* [EXCERPTED RECORDS]
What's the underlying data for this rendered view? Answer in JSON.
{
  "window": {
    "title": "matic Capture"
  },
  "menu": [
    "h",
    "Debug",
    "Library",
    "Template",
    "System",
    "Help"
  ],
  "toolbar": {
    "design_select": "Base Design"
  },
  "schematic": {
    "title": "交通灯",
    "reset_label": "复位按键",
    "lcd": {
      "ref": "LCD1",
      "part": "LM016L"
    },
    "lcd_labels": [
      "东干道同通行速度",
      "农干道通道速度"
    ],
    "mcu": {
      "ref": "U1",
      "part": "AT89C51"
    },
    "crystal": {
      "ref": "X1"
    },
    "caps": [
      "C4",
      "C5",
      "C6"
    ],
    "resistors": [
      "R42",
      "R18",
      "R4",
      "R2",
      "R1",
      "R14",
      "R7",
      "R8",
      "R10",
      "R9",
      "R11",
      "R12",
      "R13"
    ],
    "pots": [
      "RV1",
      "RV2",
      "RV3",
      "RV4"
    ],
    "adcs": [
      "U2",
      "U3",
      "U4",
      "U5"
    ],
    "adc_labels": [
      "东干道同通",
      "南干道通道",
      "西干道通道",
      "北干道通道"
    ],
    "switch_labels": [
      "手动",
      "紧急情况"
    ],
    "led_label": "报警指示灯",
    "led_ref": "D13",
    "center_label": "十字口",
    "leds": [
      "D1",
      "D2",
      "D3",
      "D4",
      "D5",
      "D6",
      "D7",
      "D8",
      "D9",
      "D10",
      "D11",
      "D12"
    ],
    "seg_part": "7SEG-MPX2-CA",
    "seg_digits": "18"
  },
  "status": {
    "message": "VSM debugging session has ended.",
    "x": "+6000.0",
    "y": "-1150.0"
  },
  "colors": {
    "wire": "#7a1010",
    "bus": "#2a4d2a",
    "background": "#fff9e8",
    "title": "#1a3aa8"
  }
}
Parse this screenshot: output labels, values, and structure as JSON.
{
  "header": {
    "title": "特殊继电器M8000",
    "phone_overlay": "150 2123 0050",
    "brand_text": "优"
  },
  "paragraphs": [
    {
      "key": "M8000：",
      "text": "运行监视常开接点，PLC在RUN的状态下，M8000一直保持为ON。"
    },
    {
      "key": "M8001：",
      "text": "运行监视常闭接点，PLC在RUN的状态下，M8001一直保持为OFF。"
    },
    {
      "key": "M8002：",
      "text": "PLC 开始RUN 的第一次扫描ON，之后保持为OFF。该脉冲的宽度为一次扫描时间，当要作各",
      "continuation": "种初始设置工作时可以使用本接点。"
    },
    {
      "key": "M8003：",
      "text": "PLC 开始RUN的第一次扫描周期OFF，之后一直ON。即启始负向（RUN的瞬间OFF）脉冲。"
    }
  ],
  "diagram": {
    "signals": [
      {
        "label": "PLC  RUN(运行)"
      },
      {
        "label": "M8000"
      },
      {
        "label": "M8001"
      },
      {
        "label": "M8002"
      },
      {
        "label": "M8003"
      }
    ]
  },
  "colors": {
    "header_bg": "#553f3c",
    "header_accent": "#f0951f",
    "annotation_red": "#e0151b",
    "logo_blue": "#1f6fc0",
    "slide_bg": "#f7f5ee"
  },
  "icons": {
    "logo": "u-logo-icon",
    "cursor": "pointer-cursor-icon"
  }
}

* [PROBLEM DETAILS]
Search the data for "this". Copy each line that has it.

* [TASK OUTPUT]
What's the underlying data for this rendered view? Answer in JSON.
Parse this screenshot: output labels, values, and structure as JSON.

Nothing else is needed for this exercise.